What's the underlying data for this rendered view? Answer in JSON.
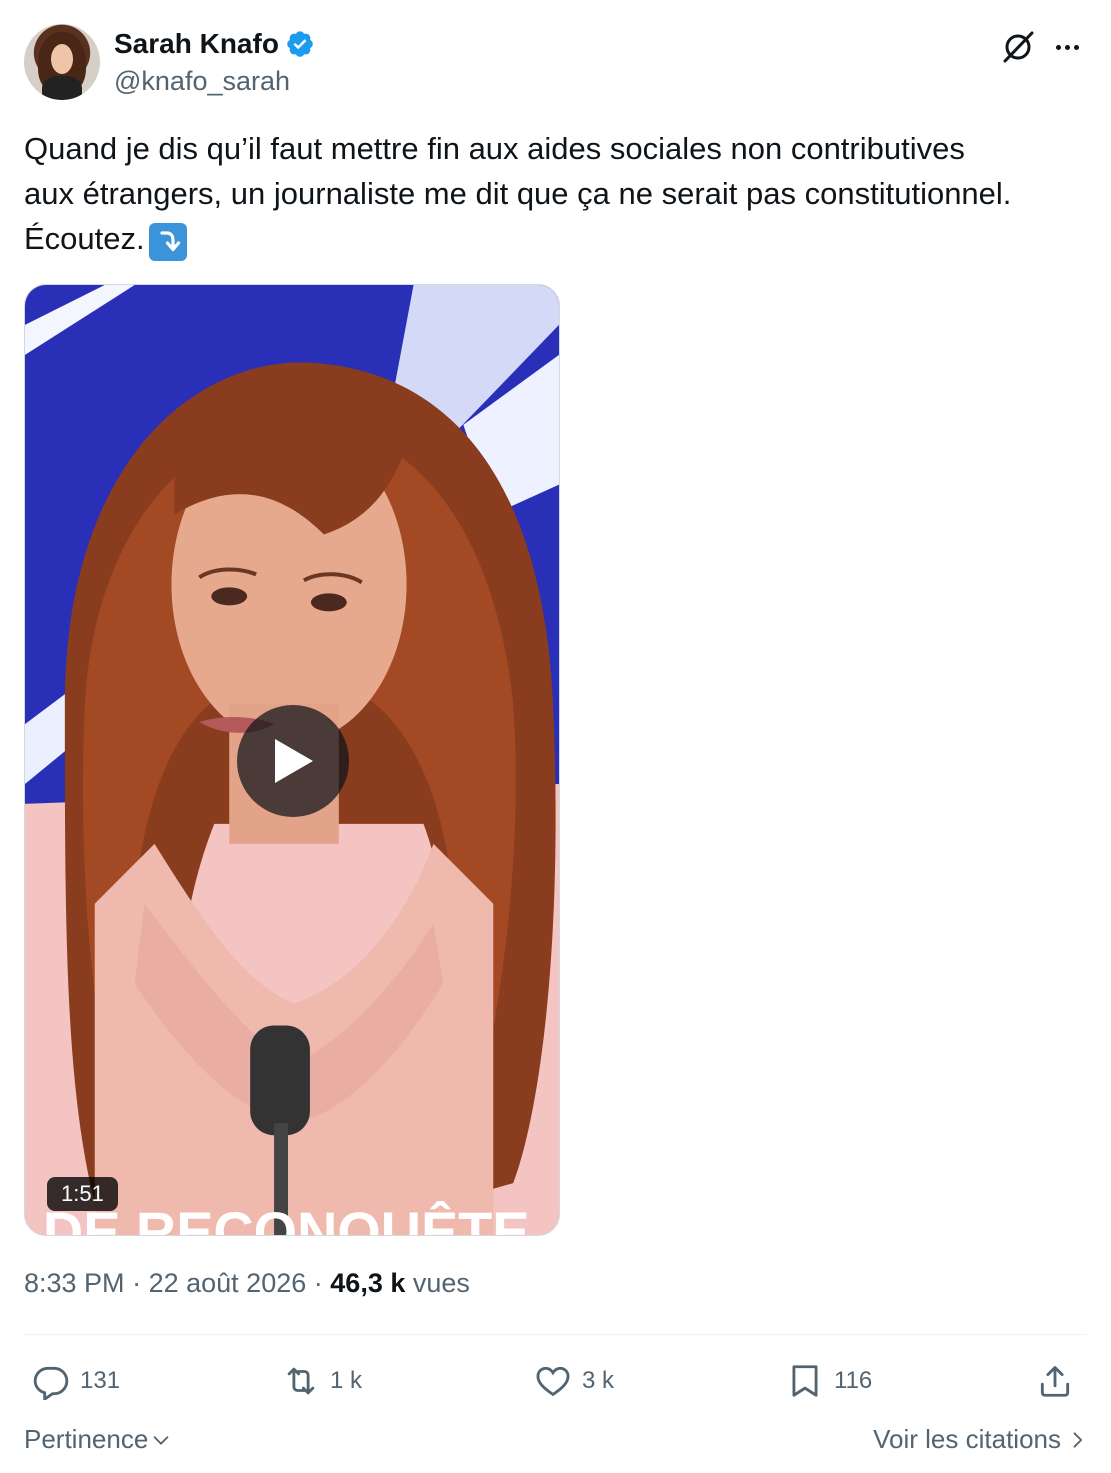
{
  "author": {
    "name": "Sarah Knafo",
    "handle": "@knafo_sarah",
    "verified": true
  },
  "tweet": {
    "text_line1": "Quand je dis qu’il faut mettre fin aux aides sociales non contributives",
    "text_line2": "aux étrangers, un journaliste me dit que ça ne serait pas constitutionnel.",
    "text_line3": "Écoutez.",
    "emoji": "arrow-curving-down-icon"
  },
  "media": {
    "type": "video",
    "duration": "1:51",
    "caption_text": "DE RECONQUÊTE"
  },
  "meta": {
    "time": "8:33 PM",
    "date": "22 août 2026",
    "separator": "·",
    "views_count": "46,3 k",
    "views_label": "vues"
  },
  "actions": {
    "replies": "131",
    "reposts": "1 k",
    "likes": "3 k",
    "bookmarks": "116"
  },
  "footer": {
    "sort_label": "Pertinence",
    "quotes_label": "Voir les citations"
  },
  "colors": {
    "text_primary": "#0f1419",
    "text_secondary": "#536471",
    "verified_blue": "#1d9bf0",
    "divider": "#eff3f4"
  }
}
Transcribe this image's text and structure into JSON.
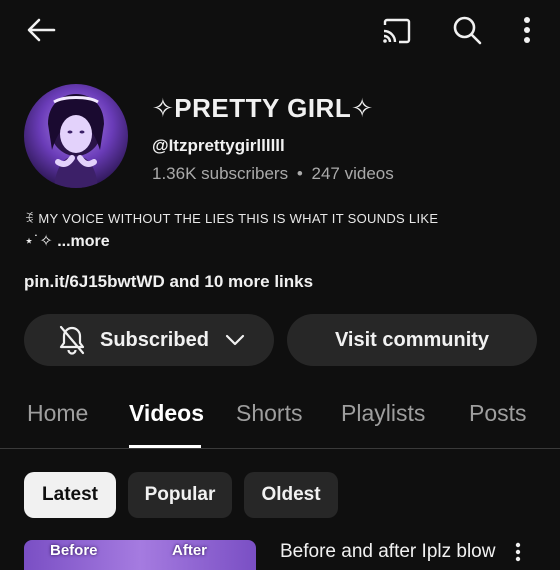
{
  "channel": {
    "name": "✧PRETTY GIRL✧",
    "handle": "@Itzprettygirllllll",
    "subscribers": "1.36K subscribers",
    "separator": "•",
    "videos_count": "247 videos",
    "description_line1": "ꉂ MY VOICE WITHOUT THE LIES THIS IS WHAT IT SOUNDS LIKE",
    "description_line2_prefix": "⋆˙✧ ",
    "description_more": "...more",
    "link_text": "pin.it/6J15bwtWD",
    "more_links": " and 10 more links"
  },
  "actions": {
    "subscribe_label": "Subscribed",
    "community_label": "Visit community"
  },
  "tabs": [
    {
      "label": "Home"
    },
    {
      "label": "Videos",
      "active": true
    },
    {
      "label": "Shorts"
    },
    {
      "label": "Playlists"
    },
    {
      "label": "Posts"
    }
  ],
  "filters": [
    {
      "label": "Latest",
      "selected": true
    },
    {
      "label": "Popular"
    },
    {
      "label": "Oldest"
    }
  ],
  "video": {
    "thumb_left": "Before",
    "thumb_right": "After",
    "title": "Before and after Iplz blow"
  },
  "icons": {
    "back": "back-arrow-icon",
    "cast": "cast-icon",
    "search": "search-icon",
    "menu": "more-vert-icon",
    "bell": "bell-off-icon",
    "chevron": "chevron-down-icon"
  },
  "colors": {
    "background": "#0f0f0f",
    "button_bg": "#272727",
    "secondary_text": "#aaaaaa",
    "chip_selected_bg": "#f1f1f1"
  }
}
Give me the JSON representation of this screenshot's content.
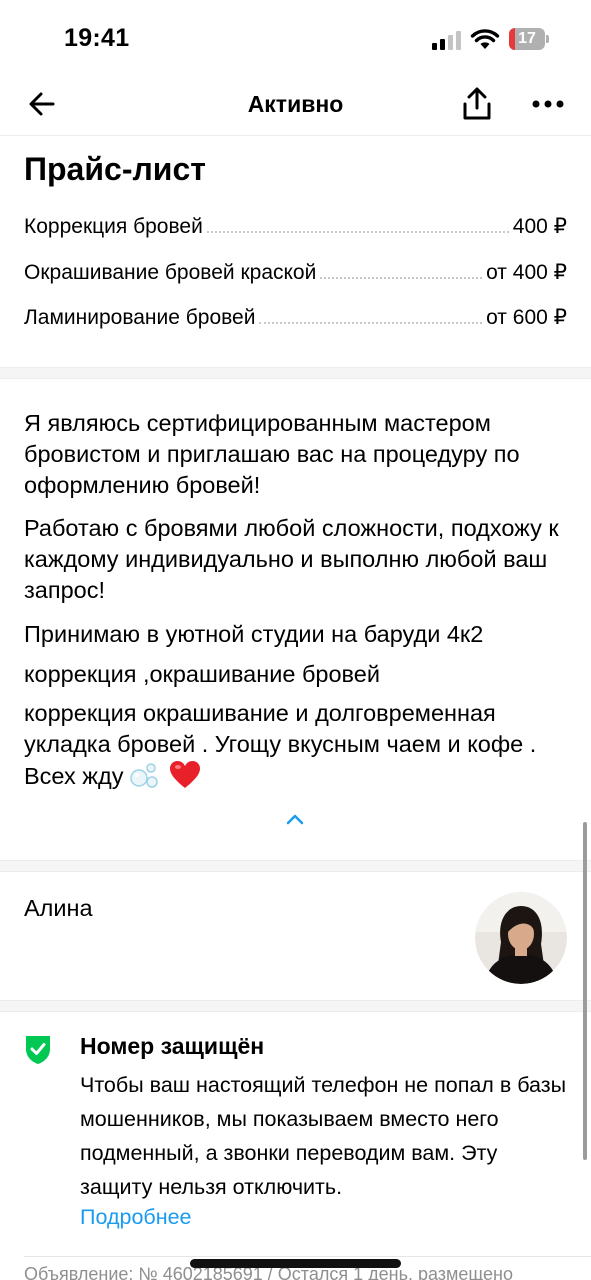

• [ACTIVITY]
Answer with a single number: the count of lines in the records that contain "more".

• [EXPECTED OUTPUT]
3